Illan Kramer and colleagues at the University of Toronto said they have made the breakthrough by devising a new way to spray solar cells onto flexible surfaces using miniscule, light-sensitive colloidal quantum dots (CQDs).
‘My dream is that one day you’ll have two technicians with Ghostbusters backpacks come to your house and spray your roof,’ said Kramer, a post-doctoral fellow with The Edward S. Rogers Sr. Department of Electrical & Computer Engineering at the University of Toronto and IBM Canada’s Research and Development Centre.
Solar-sensitive CQDs printed onto a flexible film could be used to coat many different surfaces. However, until now it was only possible to incorporate light-sensitive CQDs onto surfaces through batch processing, which is an inefficient, slow and expensive assembly-line approach to chemical coating.
The SprayLD system sends a liquid containing CQDs directly onto flexible surfaces, such as film or plastic, like printing a newspaper by applying ink onto a roll of paper.
According to the University, this roll-to-roll coating method makes incorporating solar cells into existing manufacturing processes much simpler.

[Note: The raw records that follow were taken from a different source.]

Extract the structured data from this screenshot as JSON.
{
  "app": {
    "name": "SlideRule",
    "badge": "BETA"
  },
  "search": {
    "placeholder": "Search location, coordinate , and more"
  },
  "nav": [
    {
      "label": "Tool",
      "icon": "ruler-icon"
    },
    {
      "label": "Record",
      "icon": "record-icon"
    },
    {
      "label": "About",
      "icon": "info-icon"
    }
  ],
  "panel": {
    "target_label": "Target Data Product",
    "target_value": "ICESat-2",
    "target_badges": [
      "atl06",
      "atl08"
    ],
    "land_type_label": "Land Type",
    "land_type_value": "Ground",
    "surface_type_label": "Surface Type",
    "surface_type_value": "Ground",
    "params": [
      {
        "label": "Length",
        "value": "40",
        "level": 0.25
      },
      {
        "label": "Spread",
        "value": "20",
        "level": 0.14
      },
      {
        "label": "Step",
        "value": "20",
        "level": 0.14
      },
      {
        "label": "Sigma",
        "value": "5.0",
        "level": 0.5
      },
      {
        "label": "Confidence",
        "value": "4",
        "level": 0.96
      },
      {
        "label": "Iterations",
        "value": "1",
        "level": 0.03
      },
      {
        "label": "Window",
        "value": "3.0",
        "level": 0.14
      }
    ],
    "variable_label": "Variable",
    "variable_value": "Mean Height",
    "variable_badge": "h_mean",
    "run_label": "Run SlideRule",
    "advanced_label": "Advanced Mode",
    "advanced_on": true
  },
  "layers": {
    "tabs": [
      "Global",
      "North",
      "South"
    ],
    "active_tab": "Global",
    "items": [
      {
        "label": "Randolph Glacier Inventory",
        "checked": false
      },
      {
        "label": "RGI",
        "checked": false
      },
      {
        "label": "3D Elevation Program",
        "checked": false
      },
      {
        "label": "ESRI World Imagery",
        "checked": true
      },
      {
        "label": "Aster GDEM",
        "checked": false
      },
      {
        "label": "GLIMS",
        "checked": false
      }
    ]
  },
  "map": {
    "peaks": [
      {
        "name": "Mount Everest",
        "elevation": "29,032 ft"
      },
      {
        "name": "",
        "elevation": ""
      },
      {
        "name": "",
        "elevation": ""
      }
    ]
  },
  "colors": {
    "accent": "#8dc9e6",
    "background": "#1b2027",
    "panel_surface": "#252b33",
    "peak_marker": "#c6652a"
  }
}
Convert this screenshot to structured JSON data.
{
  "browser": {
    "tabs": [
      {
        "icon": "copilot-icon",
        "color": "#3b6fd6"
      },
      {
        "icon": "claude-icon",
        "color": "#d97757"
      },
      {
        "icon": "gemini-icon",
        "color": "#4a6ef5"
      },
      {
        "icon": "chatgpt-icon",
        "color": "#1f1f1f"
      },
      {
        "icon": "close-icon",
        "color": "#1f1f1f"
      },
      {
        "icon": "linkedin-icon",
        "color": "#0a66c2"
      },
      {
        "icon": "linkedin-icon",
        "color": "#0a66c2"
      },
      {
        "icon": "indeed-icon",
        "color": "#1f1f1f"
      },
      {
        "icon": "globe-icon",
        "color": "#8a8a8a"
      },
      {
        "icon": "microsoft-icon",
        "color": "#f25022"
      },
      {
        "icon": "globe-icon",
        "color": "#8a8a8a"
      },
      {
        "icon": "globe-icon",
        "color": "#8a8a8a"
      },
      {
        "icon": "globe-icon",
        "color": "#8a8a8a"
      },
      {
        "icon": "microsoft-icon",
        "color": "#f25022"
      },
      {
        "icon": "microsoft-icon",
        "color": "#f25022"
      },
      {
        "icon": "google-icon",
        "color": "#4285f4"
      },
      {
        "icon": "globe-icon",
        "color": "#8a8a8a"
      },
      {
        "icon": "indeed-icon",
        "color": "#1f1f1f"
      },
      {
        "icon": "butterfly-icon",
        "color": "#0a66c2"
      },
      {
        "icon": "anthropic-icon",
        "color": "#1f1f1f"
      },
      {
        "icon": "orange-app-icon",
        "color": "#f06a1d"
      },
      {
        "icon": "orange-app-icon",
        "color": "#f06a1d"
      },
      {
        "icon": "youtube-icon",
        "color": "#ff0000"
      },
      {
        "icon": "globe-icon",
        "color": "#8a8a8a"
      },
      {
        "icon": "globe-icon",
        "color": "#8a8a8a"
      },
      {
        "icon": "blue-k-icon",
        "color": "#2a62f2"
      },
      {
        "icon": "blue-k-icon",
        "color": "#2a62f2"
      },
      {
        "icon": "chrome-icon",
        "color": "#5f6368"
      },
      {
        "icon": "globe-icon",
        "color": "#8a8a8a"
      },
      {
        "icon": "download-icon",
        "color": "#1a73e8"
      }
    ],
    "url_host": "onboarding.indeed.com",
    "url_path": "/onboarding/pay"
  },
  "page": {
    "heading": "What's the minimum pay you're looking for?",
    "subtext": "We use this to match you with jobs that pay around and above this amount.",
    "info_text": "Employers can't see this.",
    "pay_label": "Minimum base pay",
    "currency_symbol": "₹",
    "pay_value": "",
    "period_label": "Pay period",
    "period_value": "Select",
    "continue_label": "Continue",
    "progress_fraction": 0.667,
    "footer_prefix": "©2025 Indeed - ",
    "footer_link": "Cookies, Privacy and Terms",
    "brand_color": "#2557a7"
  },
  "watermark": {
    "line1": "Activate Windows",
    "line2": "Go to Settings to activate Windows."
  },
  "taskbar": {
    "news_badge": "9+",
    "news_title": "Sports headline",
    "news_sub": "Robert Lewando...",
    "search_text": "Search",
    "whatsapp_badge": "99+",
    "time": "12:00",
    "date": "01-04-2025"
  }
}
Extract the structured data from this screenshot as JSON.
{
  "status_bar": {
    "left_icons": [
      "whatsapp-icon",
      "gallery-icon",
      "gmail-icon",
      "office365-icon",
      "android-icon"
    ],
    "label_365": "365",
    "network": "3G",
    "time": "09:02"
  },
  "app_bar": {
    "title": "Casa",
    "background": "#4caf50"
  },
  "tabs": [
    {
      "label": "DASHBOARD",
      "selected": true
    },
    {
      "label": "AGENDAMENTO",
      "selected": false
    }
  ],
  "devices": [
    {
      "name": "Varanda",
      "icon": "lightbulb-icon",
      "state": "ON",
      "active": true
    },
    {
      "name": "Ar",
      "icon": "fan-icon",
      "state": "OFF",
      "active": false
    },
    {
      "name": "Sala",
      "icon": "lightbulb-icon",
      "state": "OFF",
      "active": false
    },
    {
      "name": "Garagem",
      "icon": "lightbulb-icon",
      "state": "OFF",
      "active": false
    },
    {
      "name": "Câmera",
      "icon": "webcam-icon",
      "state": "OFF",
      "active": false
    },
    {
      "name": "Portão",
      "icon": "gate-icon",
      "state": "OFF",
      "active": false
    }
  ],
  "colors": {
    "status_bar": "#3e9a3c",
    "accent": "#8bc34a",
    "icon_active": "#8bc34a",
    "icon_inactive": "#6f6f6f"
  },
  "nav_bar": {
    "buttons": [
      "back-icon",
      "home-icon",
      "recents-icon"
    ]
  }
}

In two recent papers in the journals Advanced Materials and Applied Physics Letters, Kramer showed that the sprayLD method could be used on flexible materials without any major loss in solar-cell efficiency.
Kramer built his sprayLD device using parts that are readily available and affordable: he sourced a spray nozzle used in steel mills to cool steel with a fine mist of water, and a few regular air brushes from an art store.
‘This is something you can build in a Junkyard Wars fashion, which is basically how we did it,’ Kramer said in a statement. ‘We think of this as a no-compromise solution for shifting from batch processing to roll-to-roll.’
‘As quantum dot solar technology advances rapidly in performance, it’s important to determine how to scale them and make this new class of solar technologies manufacturable,’ said Professor Ted Sargent, vice dean, research in the Faculty of Applied Science & Engineering at University of Toronto and Kramer’s supervisor. ‘We were thrilled when this attractively manufacturable spray-coating process also led to superior performance devices showing improved control and purity.’
In a third paper in the journal ACS Nano, Kramer and his colleagues used IBM’s BlueGeneQ supercomputer to model how and why the sprayed CQDs perform just as well as, and in some cases better than, their batch-processed counterparts.
The research was supported by the IBM Canada Research and Development Centre, and by King Abdullah University of Science and Technology.